Dataset rows for apps and sites:
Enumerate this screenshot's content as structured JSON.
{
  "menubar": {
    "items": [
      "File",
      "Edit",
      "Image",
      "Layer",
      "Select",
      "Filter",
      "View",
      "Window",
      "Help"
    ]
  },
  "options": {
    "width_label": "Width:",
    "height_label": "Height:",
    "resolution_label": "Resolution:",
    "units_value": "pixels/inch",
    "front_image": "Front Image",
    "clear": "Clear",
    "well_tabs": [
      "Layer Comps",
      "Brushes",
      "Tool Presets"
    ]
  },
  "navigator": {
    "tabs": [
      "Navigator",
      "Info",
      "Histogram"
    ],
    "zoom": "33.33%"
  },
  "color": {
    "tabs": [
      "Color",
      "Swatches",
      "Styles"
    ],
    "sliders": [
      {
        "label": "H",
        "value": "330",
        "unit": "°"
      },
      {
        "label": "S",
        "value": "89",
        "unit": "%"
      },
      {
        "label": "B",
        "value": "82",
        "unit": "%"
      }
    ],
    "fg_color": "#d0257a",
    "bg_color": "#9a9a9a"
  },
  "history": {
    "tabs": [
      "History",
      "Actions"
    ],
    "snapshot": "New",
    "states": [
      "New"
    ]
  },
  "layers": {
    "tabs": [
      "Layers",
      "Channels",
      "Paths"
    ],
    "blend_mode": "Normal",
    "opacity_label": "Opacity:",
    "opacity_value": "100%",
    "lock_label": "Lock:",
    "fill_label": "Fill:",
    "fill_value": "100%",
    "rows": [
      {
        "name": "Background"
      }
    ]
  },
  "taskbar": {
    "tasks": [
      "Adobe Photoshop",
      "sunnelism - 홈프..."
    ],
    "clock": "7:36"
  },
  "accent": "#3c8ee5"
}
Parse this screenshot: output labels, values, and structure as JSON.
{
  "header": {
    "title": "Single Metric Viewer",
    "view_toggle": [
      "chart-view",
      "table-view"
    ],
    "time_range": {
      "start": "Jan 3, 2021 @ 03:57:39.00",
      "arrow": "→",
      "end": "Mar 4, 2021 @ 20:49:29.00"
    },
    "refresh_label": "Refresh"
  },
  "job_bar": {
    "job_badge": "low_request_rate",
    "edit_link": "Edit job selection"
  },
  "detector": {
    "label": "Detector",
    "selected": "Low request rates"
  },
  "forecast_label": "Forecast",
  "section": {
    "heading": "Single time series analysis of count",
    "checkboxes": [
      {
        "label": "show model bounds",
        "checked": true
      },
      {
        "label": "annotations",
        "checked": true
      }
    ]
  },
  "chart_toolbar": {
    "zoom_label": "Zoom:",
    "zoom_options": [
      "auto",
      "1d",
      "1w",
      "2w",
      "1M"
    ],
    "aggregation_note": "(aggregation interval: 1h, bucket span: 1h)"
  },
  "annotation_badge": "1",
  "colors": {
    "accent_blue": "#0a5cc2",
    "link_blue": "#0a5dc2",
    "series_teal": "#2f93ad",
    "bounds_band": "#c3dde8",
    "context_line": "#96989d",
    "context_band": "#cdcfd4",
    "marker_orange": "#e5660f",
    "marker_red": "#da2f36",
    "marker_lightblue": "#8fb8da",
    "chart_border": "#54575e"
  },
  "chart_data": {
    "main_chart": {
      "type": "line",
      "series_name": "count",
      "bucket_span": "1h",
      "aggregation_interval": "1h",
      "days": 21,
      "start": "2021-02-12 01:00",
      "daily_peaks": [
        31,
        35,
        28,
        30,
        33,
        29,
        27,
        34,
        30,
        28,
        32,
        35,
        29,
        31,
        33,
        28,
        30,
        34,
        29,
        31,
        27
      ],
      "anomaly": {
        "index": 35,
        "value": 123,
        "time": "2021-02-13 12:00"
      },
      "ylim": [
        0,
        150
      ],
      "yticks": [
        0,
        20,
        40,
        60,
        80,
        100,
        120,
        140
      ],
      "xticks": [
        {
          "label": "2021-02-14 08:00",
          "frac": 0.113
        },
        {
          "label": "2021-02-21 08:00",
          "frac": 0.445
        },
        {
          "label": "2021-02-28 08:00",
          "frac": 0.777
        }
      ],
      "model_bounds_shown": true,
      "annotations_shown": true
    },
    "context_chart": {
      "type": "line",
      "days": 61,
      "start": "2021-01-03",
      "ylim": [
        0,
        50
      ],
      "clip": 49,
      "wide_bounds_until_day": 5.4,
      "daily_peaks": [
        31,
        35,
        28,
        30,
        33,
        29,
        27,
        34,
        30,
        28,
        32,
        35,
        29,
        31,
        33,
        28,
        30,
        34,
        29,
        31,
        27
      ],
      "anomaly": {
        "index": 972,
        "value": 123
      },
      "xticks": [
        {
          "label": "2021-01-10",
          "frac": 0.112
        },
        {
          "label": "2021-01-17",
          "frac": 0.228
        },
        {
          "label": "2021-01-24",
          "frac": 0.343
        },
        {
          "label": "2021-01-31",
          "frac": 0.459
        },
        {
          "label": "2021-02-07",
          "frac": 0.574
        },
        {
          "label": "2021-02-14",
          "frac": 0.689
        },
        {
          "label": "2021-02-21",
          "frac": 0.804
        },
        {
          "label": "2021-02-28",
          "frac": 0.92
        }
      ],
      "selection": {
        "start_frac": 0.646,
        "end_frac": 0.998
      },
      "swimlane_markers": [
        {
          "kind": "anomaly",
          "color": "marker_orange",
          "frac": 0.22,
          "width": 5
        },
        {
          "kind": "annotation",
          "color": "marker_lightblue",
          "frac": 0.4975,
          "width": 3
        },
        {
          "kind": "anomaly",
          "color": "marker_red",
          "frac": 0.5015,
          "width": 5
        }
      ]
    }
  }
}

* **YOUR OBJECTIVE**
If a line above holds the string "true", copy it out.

* **RESULT OF THIS EXERCISE**
        "checked": true
        "checked": true
      "model_bounds_shown": true,
      "annotations_shown": true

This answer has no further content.